She returned home before being readmitted to hospital, and spent her final weeks being cared for in the house where she lived for 35 years, by her children and staff from Hospital in the Home.
Grandmother-of-13 Margaret lived in Cumbernauld, which was why the family chose the care home, after the five siblings had tried to look after her in her own house.
She was moved in on April 12, after which caravan park manager Gerald went on holiday, but when he returned he was shocked to see the condition she was in.
Gerald said: “I saw her before I went on holiday and she seemed fine.
“In the time she was in there, she must have gone gradually downhill but no-one noticed it.
“I was so shocked.
“I asked about the injury to her arm, but if we hadn’t said anything, they would not have thought to get a doctor.
“If we had left her in there, she would have died faster.
“The damage was done.

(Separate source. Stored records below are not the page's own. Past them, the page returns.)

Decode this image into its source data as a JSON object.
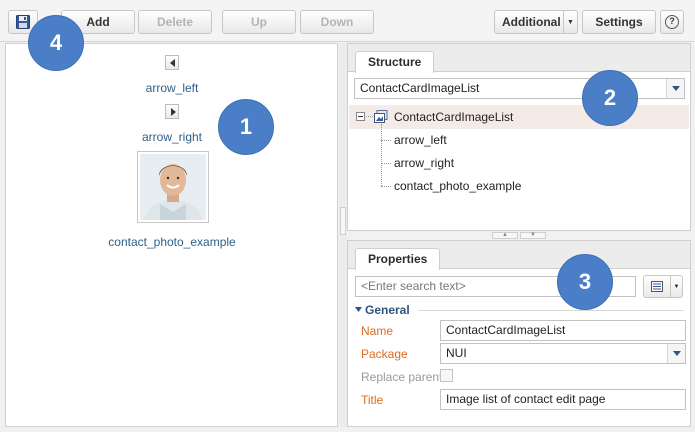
{
  "toolbar": {
    "add_label": "Add",
    "delete_label": "Delete",
    "up_label": "Up",
    "down_label": "Down",
    "additional_label": "Additional",
    "settings_label": "Settings"
  },
  "left_panel": {
    "items": [
      {
        "label": "arrow_left"
      },
      {
        "label": "arrow_right"
      },
      {
        "label": "contact_photo_example"
      }
    ]
  },
  "structure": {
    "tab_label": "Structure",
    "selected_value": "ContactCardImageList",
    "tree": {
      "root": "ContactCardImageList",
      "children": [
        "arrow_left",
        "arrow_right",
        "contact_photo_example"
      ]
    }
  },
  "properties": {
    "tab_label": "Properties",
    "search_placeholder": "<Enter search text>",
    "group_label": "General",
    "fields": {
      "name_label": "Name",
      "name_value": "ContactCardImageList",
      "package_label": "Package",
      "package_value": "NUI",
      "replace_parent_label": "Replace parent",
      "title_label": "Title",
      "title_value": "Image list of contact edit page"
    }
  },
  "callouts": [
    "1",
    "2",
    "3",
    "4"
  ],
  "colors": {
    "callout": "#4a7fc8",
    "link_text": "#2f5f8a",
    "required_label": "#e06b1f",
    "tree_selected": "#f4ebe6"
  }
}
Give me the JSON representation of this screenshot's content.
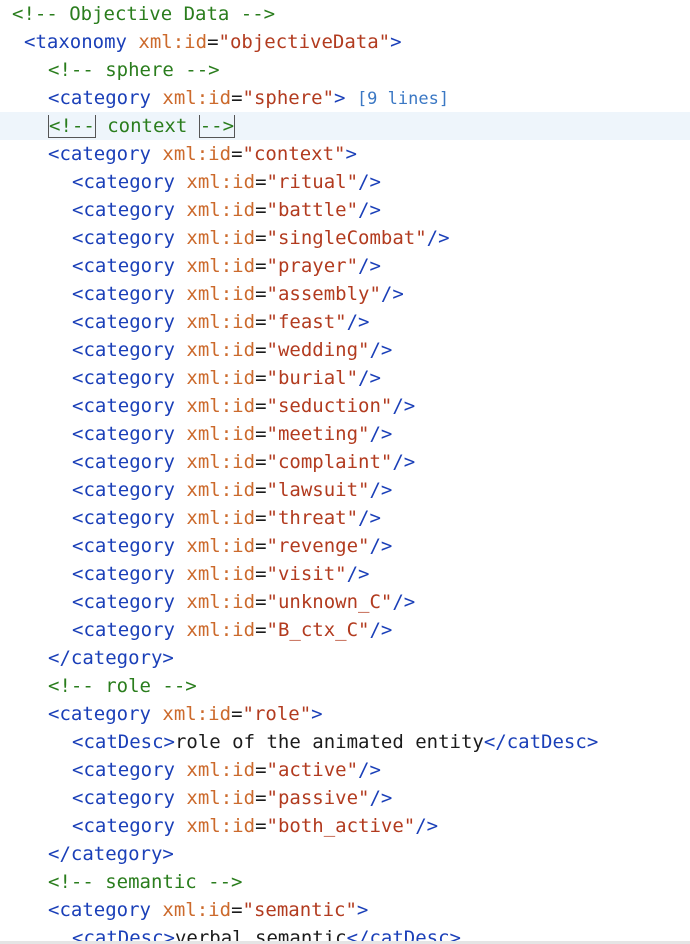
{
  "lines": [
    {
      "indent": 0,
      "kind": "comment",
      "text": "<!-- Objective Data -->"
    },
    {
      "indent": 1,
      "kind": "open",
      "tag": "taxonomy",
      "attr": "xml:id",
      "value": "\"objectiveData\"",
      "end": ">"
    },
    {
      "indent": 3,
      "kind": "comment",
      "text": "<!-- sphere -->"
    },
    {
      "indent": 3,
      "kind": "open",
      "tag": "category",
      "attr": "xml:id",
      "value": "\"sphere\"",
      "end": ">",
      "fold": "[9 lines]"
    },
    {
      "indent": 3,
      "kind": "comment-bracket",
      "pre": "<!--",
      "mid": " context ",
      "post": "-->",
      "current": true
    },
    {
      "indent": 3,
      "kind": "open",
      "tag": "category",
      "attr": "xml:id",
      "value": "\"context\"",
      "end": ">"
    },
    {
      "indent": 5,
      "kind": "open",
      "tag": "category",
      "attr": "xml:id",
      "value": "\"ritual\"",
      "end": "/>"
    },
    {
      "indent": 5,
      "kind": "open",
      "tag": "category",
      "attr": "xml:id",
      "value": "\"battle\"",
      "end": "/>"
    },
    {
      "indent": 5,
      "kind": "open",
      "tag": "category",
      "attr": "xml:id",
      "value": "\"singleCombat\"",
      "end": "/>"
    },
    {
      "indent": 5,
      "kind": "open",
      "tag": "category",
      "attr": "xml:id",
      "value": "\"prayer\"",
      "end": "/>"
    },
    {
      "indent": 5,
      "kind": "open",
      "tag": "category",
      "attr": "xml:id",
      "value": "\"assembly\"",
      "end": "/>"
    },
    {
      "indent": 5,
      "kind": "open",
      "tag": "category",
      "attr": "xml:id",
      "value": "\"feast\"",
      "end": "/>"
    },
    {
      "indent": 5,
      "kind": "open",
      "tag": "category",
      "attr": "xml:id",
      "value": "\"wedding\"",
      "end": "/>"
    },
    {
      "indent": 5,
      "kind": "open",
      "tag": "category",
      "attr": "xml:id",
      "value": "\"burial\"",
      "end": "/>"
    },
    {
      "indent": 5,
      "kind": "open",
      "tag": "category",
      "attr": "xml:id",
      "value": "\"seduction\"",
      "end": "/>"
    },
    {
      "indent": 5,
      "kind": "open",
      "tag": "category",
      "attr": "xml:id",
      "value": "\"meeting\"",
      "end": "/>"
    },
    {
      "indent": 5,
      "kind": "open",
      "tag": "category",
      "attr": "xml:id",
      "value": "\"complaint\"",
      "end": "/>"
    },
    {
      "indent": 5,
      "kind": "open",
      "tag": "category",
      "attr": "xml:id",
      "value": "\"lawsuit\"",
      "end": "/>"
    },
    {
      "indent": 5,
      "kind": "open",
      "tag": "category",
      "attr": "xml:id",
      "value": "\"threat\"",
      "end": "/>"
    },
    {
      "indent": 5,
      "kind": "open",
      "tag": "category",
      "attr": "xml:id",
      "value": "\"revenge\"",
      "end": "/>"
    },
    {
      "indent": 5,
      "kind": "open",
      "tag": "category",
      "attr": "xml:id",
      "value": "\"visit\"",
      "end": "/>"
    },
    {
      "indent": 5,
      "kind": "open",
      "tag": "category",
      "attr": "xml:id",
      "value": "\"unknown_C\"",
      "end": "/>"
    },
    {
      "indent": 5,
      "kind": "open",
      "tag": "category",
      "attr": "xml:id",
      "value": "\"B_ctx_C\"",
      "end": "/>"
    },
    {
      "indent": 3,
      "kind": "close",
      "tag": "category"
    },
    {
      "indent": 3,
      "kind": "comment",
      "text": "<!-- role -->"
    },
    {
      "indent": 3,
      "kind": "open",
      "tag": "category",
      "attr": "xml:id",
      "value": "\"role\"",
      "end": ">"
    },
    {
      "indent": 5,
      "kind": "element",
      "tag": "catDesc",
      "text": "role of the animated entity"
    },
    {
      "indent": 5,
      "kind": "open",
      "tag": "category",
      "attr": "xml:id",
      "value": "\"active\"",
      "end": "/>"
    },
    {
      "indent": 5,
      "kind": "open",
      "tag": "category",
      "attr": "xml:id",
      "value": "\"passive\"",
      "end": "/>"
    },
    {
      "indent": 5,
      "kind": "open",
      "tag": "category",
      "attr": "xml:id",
      "value": "\"both_active\"",
      "end": "/>"
    },
    {
      "indent": 3,
      "kind": "close",
      "tag": "category"
    },
    {
      "indent": 3,
      "kind": "comment",
      "text": "<!-- semantic -->"
    },
    {
      "indent": 3,
      "kind": "open",
      "tag": "category",
      "attr": "xml:id",
      "value": "\"semantic\"",
      "end": ">"
    },
    {
      "indent": 5,
      "kind": "element",
      "tag": "catDesc",
      "text": "verbal semantic"
    }
  ],
  "colors": {
    "comment": "#2a7d1d",
    "tag": "#1a3fb8",
    "attr": "#cc6a2c",
    "value": "#b23b1f",
    "text": "#1b1b1b",
    "fold": "#3b78c4",
    "current_line": "#eef5fb"
  }
}
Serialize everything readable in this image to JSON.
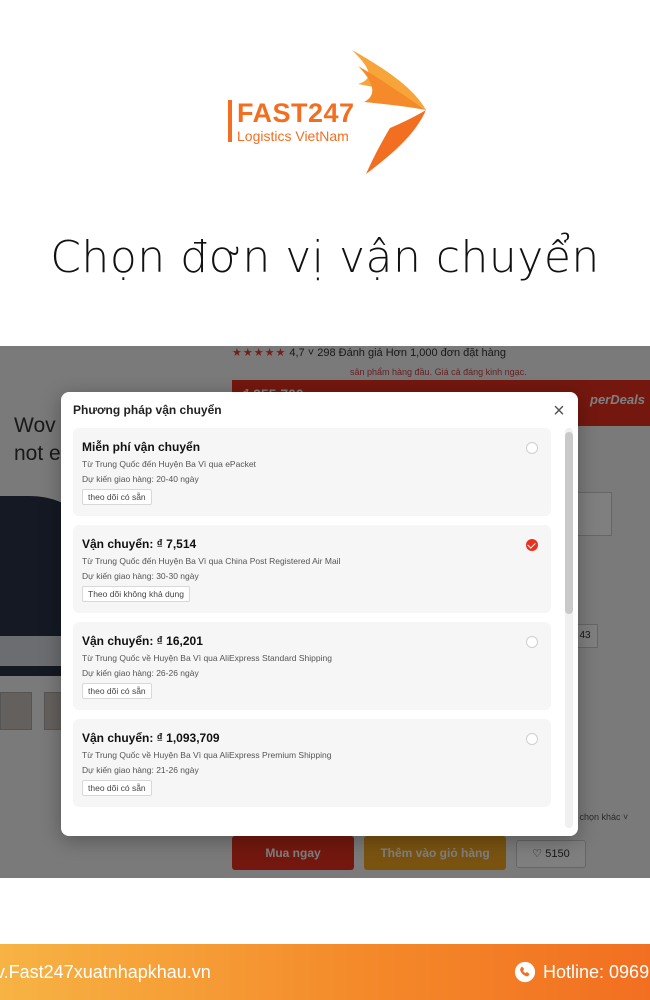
{
  "brand": {
    "name": "FAST247",
    "tagline": "Logistics VietNam",
    "color": "#f26f21"
  },
  "page_title": "Chọn đơn vị vận chuyển",
  "background": {
    "rating": "4,7",
    "stars": "★★★★★",
    "reviews": "298 Đánh giá",
    "orders": "Hơn 1,000 đơn đặt hàng",
    "subline": "sản phẩm hàng đầu. Giá cả đáng kinh ngạc.",
    "price": "₫ 255,700",
    "superdeals": "perDeals",
    "product_text": "Wov\nnot e",
    "size_box": "43",
    "more_choices": "a chọn khác",
    "buy_label": "Mua ngay",
    "cart_label": "Thêm vào giỏ hàng",
    "wish_count": "5150"
  },
  "modal": {
    "title": "Phương pháp vận chuyển",
    "close_icon": "close-icon",
    "options": [
      {
        "title": "Miễn phí vận chuyển",
        "route": "Từ Trung Quốc đến Huyện Ba Vì qua ePacket",
        "eta": "Dự kiến giao hàng: 20-40 ngày",
        "tracking": "theo dõi có sẵn",
        "selected": false
      },
      {
        "title": "Vận chuyển: ₫ 7,514",
        "route": "Từ Trung Quốc đến Huyện Ba Vì qua China Post Registered Air Mail",
        "eta": "Dự kiến giao hàng: 30-30 ngày",
        "tracking": "Theo dõi không khả dụng",
        "selected": true
      },
      {
        "title": "Vận chuyển: ₫ 16,201",
        "route": "Từ Trung Quốc về Huyện Ba Vì qua AliExpress Standard Shipping",
        "eta": "Dự kiến giao hàng: 26-26 ngày",
        "tracking": "theo dõi có sẵn",
        "selected": false
      },
      {
        "title": "Vận chuyển: ₫ 1,093,709",
        "route": "Từ Trung Quốc về Huyện Ba Vì qua AliExpress Premium Shipping",
        "eta": "Dự kiến giao hàng: 21-26 ngày",
        "tracking": "theo dõi có sẵn",
        "selected": false
      }
    ]
  },
  "footer": {
    "website": "v.Fast247xuatnhapkhau.vn",
    "hotline": "Hotline: 0969",
    "phone_icon": "phone-icon"
  },
  "colors": {
    "accent_red": "#e8311f",
    "accent_orange": "#f5a623"
  }
}
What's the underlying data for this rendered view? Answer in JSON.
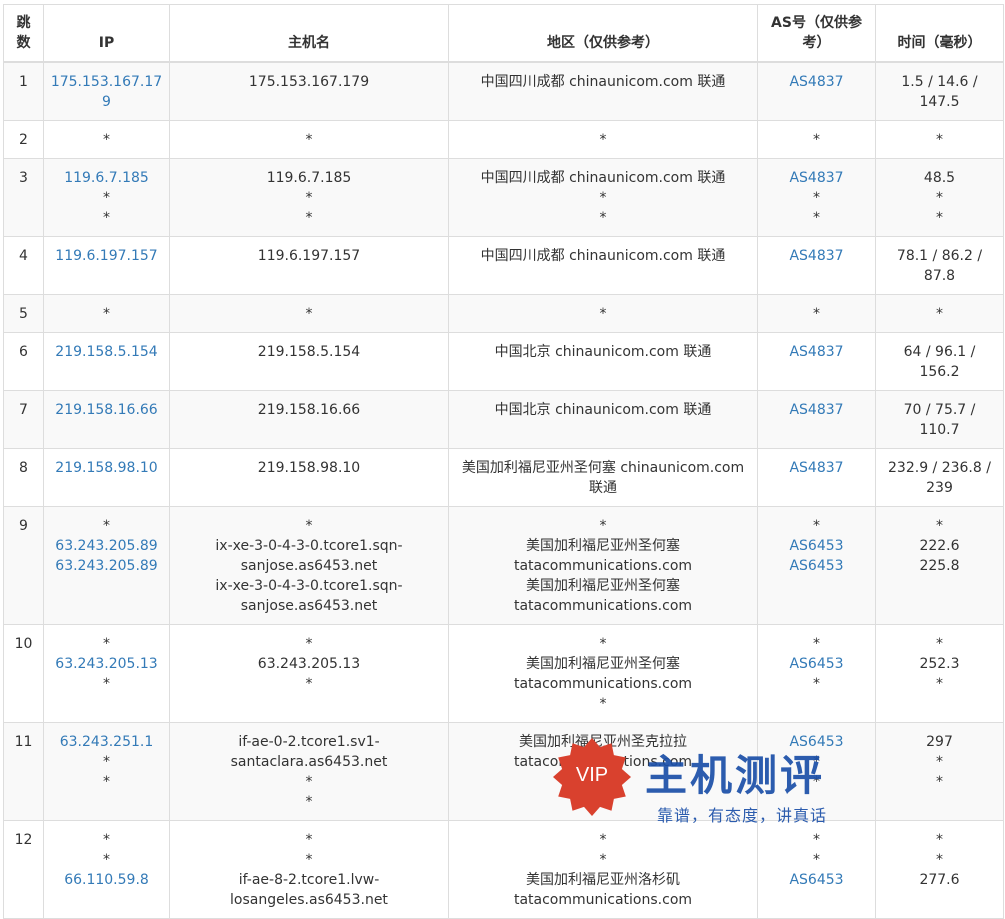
{
  "table": {
    "headers": {
      "hop": "跳数",
      "ip": "IP",
      "host": "主机名",
      "region": "地区（仅供参考）",
      "as": "AS号（仅供参考）",
      "time": "时间（毫秒）"
    },
    "rows": [
      {
        "hop": "1",
        "ip": [
          "175.153.167.179"
        ],
        "host": [
          "175.153.167.179"
        ],
        "region": [
          "中国四川成都 chinaunicom.com 联通"
        ],
        "as": [
          "AS4837"
        ],
        "time": [
          "1.5 / 14.6 / 147.5"
        ]
      },
      {
        "hop": "2",
        "ip": [
          "*"
        ],
        "host": [
          "*"
        ],
        "region": [
          "*"
        ],
        "as": [
          "*"
        ],
        "time": [
          "*"
        ]
      },
      {
        "hop": "3",
        "ip": [
          "119.6.7.185",
          "*",
          "*"
        ],
        "host": [
          "119.6.7.185",
          "*",
          "*"
        ],
        "region": [
          "中国四川成都 chinaunicom.com 联通",
          "*",
          "*"
        ],
        "as": [
          "AS4837",
          "*",
          "*"
        ],
        "time": [
          "48.5",
          "*",
          "*"
        ]
      },
      {
        "hop": "4",
        "ip": [
          "119.6.197.157"
        ],
        "host": [
          "119.6.197.157"
        ],
        "region": [
          "中国四川成都 chinaunicom.com 联通"
        ],
        "as": [
          "AS4837"
        ],
        "time": [
          "78.1 / 86.2 / 87.8"
        ]
      },
      {
        "hop": "5",
        "ip": [
          "*"
        ],
        "host": [
          "*"
        ],
        "region": [
          "*"
        ],
        "as": [
          "*"
        ],
        "time": [
          "*"
        ]
      },
      {
        "hop": "6",
        "ip": [
          "219.158.5.154"
        ],
        "host": [
          "219.158.5.154"
        ],
        "region": [
          "中国北京 chinaunicom.com 联通"
        ],
        "as": [
          "AS4837"
        ],
        "time": [
          "64 / 96.1 / 156.2"
        ]
      },
      {
        "hop": "7",
        "ip": [
          "219.158.16.66"
        ],
        "host": [
          "219.158.16.66"
        ],
        "region": [
          "中国北京 chinaunicom.com 联通"
        ],
        "as": [
          "AS4837"
        ],
        "time": [
          "70 / 75.7 / 110.7"
        ]
      },
      {
        "hop": "8",
        "ip": [
          "219.158.98.10"
        ],
        "host": [
          "219.158.98.10"
        ],
        "region": [
          "美国加利福尼亚州圣何塞 chinaunicom.com 联通"
        ],
        "as": [
          "AS4837"
        ],
        "time": [
          "232.9 / 236.8 / 239"
        ]
      },
      {
        "hop": "9",
        "ip": [
          "*",
          "63.243.205.89",
          "63.243.205.89"
        ],
        "host": [
          "*",
          "ix-xe-3-0-4-3-0.tcore1.sqn-sanjose.as6453.net",
          "ix-xe-3-0-4-3-0.tcore1.sqn-sanjose.as6453.net"
        ],
        "region": [
          "*",
          "美国加利福尼亚州圣何塞 tatacommunications.com",
          "美国加利福尼亚州圣何塞 tatacommunications.com"
        ],
        "as": [
          "*",
          "AS6453",
          "AS6453"
        ],
        "time": [
          "*",
          "222.6",
          "225.8"
        ]
      },
      {
        "hop": "10",
        "ip": [
          "*",
          "63.243.205.13",
          "*"
        ],
        "host": [
          "*",
          "63.243.205.13",
          "*"
        ],
        "region": [
          "*",
          "美国加利福尼亚州圣何塞 tatacommunications.com",
          "*"
        ],
        "as": [
          "*",
          "AS6453",
          "*"
        ],
        "time": [
          "*",
          "252.3",
          "*"
        ]
      },
      {
        "hop": "11",
        "ip": [
          "63.243.251.1",
          "*",
          "*"
        ],
        "host": [
          "if-ae-0-2.tcore1.sv1-santaclara.as6453.net",
          "*",
          "*"
        ],
        "region": [
          "美国加利福尼亚州圣克拉拉 tatacommunications.com",
          "*",
          "*"
        ],
        "as": [
          "AS6453",
          "*",
          "*"
        ],
        "time": [
          "297",
          "*",
          "*"
        ]
      },
      {
        "hop": "12",
        "ip": [
          "*",
          "*",
          "66.110.59.8"
        ],
        "host": [
          "*",
          "*",
          "if-ae-8-2.tcore1.lvw-losangeles.as6453.net"
        ],
        "region": [
          "*",
          "*",
          "美国加利福尼亚州洛杉矶 tatacommunications.com"
        ],
        "as": [
          "*",
          "*",
          "AS6453"
        ],
        "time": [
          "*",
          "*",
          "277.6"
        ]
      }
    ]
  },
  "watermark": {
    "badge": "VIP",
    "title": "主机测评",
    "subtitle": "靠谱，有态度，讲真话",
    "badge_color": "#d9412e",
    "title_color": "#1b4fa8"
  },
  "colors": {
    "link": "#337ab7",
    "border": "#dddddd",
    "stripe": "#f9f9f9"
  }
}
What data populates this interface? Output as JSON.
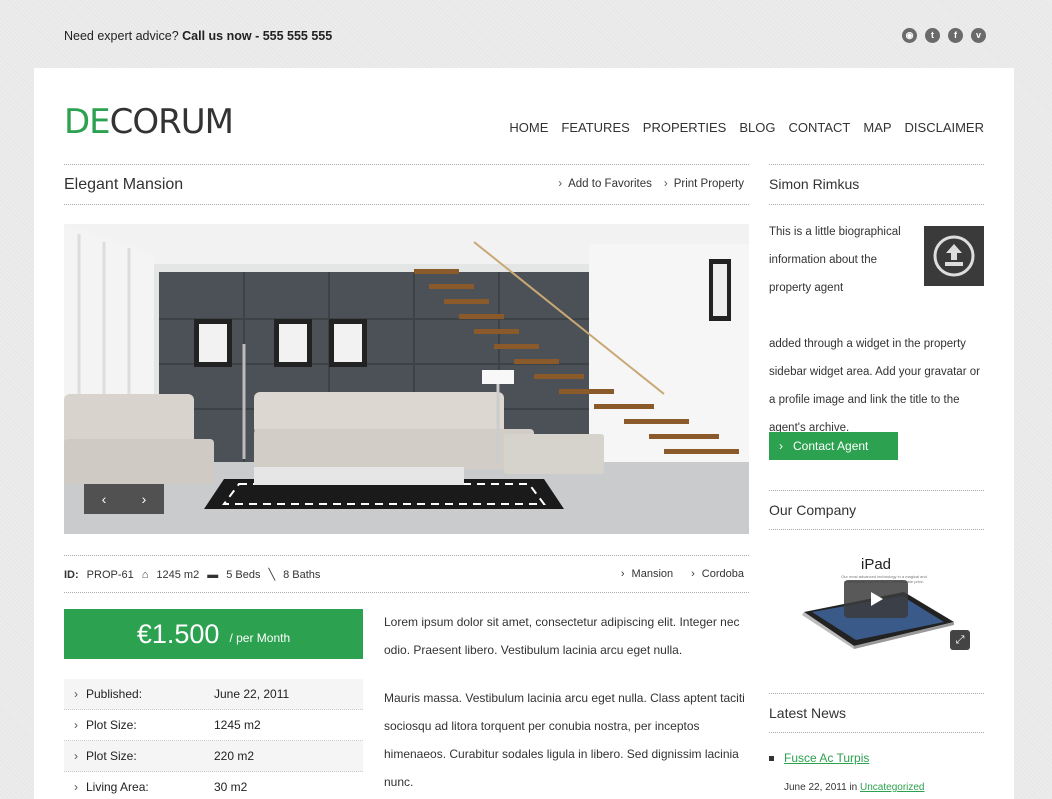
{
  "topbar": {
    "advice_prefix": "Need expert advice?",
    "call_text": "Call us now - 555 555 555",
    "social_icons": [
      "rss-icon",
      "twitter-icon",
      "facebook-icon",
      "vimeo-icon"
    ]
  },
  "logo": {
    "part1": "DE",
    "part2": "CORUM"
  },
  "nav": [
    "HOME",
    "FEATURES",
    "PROPERTIES",
    "BLOG",
    "CONTACT",
    "MAP",
    "DISCLAIMER"
  ],
  "property": {
    "title": "Elegant Mansion",
    "actions": [
      "Add to Favorites",
      "Print Property"
    ],
    "id_label": "ID:",
    "id_value": "PROP-61",
    "area": "1245 m2",
    "beds": "5 Beds",
    "baths": "8 Baths",
    "type": "Mansion",
    "location": "Cordoba",
    "price": "€1.500",
    "price_period": "/ per Month",
    "details": [
      {
        "label": "Published:",
        "value": "June 22, 2011"
      },
      {
        "label": "Plot Size:",
        "value": "1245 m2"
      },
      {
        "label": "Plot Size:",
        "value": "220 m2"
      },
      {
        "label": "Living Area:",
        "value": "30 m2"
      }
    ],
    "description": [
      "Lorem ipsum dolor sit amet, consectetur adipiscing elit. Integer nec odio. Praesent libero. Vestibulum lacinia arcu eget nulla.",
      "Mauris massa. Vestibulum lacinia arcu eget nulla. Class aptent taciti sociosqu ad litora torquent per conubia nostra, per inceptos himenaeos. Curabitur sodales ligula in libero. Sed dignissim lacinia nunc."
    ]
  },
  "sidebar": {
    "agent_name": "Simon Rimkus",
    "bio_narrow": "This is a little biographical information about the property agent",
    "bio_wide": "added through a widget in the property sidebar widget area. Add your gravatar or a profile image and link the title to the agent's archive.",
    "contact_button": "Contact Agent",
    "company_title": "Our Company",
    "ipad_title": "iPad",
    "ipad_caption": "Our most advanced technology in a magical and revolutionary device at an unbelievable price.",
    "news_title": "Latest News",
    "news": [
      {
        "title": "Fusce Ac Turpis",
        "date": "June 22, 2011",
        "in": "in",
        "category": "Uncategorized"
      }
    ]
  },
  "colors": {
    "accent": "#2ca14f"
  }
}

She couldn’t eat after they took her dentures out.
“Her body couldn’t cope with it.”
Health giant HC-One, which brands itself ‘the Kind Care Company’, said it was “pleased” to be implementing an action plan based on recommendations.
But referred to Margaret as ‘Marion’ in a letter of apology to the family.
Gerald said: “They have said they will learn from it, but where was my mother’s duty of care?
“They didn’t bother with her.
“The nearest they came to saying sorry, they called her ‘Marion’.
“It has taken months for them to acknowledge anything about my mother’s care at all, and they got her name wrong.”
Despite the action plan being drawn up, Gerald says more needs to be done to ensure it is implemented to protect other vulnerable people.
He added: “I’m trying to do as much as I can so it doesn’t happen to somebody else, and to get justice for my mum.
“They can’t get away with treating people like that and get away with it.
“No family should have to go through it.”
A spokesman for the Care Inspectorate said:
A spokesperson for the Care Inspectorate said: “The care experienced by Margaret was unacceptable and our thoughts are with her family and loved ones.
“We have carried out a full investigation of this distressing matter, including visiting the home twice unannounced to interview staff and gather evidence.
“We will be upholding all six elements of the complaint brought to us. The outcome of our investigation will be published on our website soon.
“We have also made two formal requirements on the care service to improve the care experienced by residents and have also identified further areas where they need to improve.
“We are monitoring this home closely and will publish a full inspection report in due course.
“Everyone in Scotland has the right to safe, compassionate care which meets their needs and respects their rights.”
A spokesman for the home said: “The health and wellbeing of our Residents is of top priority, and we take all feedback from the Care Inspectorate extremely seriously.
“We have responded fully to the feedback from the regulator regarding the care of the Resident in question.
“While we do not comment publicly on the intricacies of individual cases, we’re pleased to say that a detailed action plan has been put in place to address all of the Inspectorate’s observations.
“We are working closely alongside them and the local authority to ensure our residents receive the high standards of care they deserve.”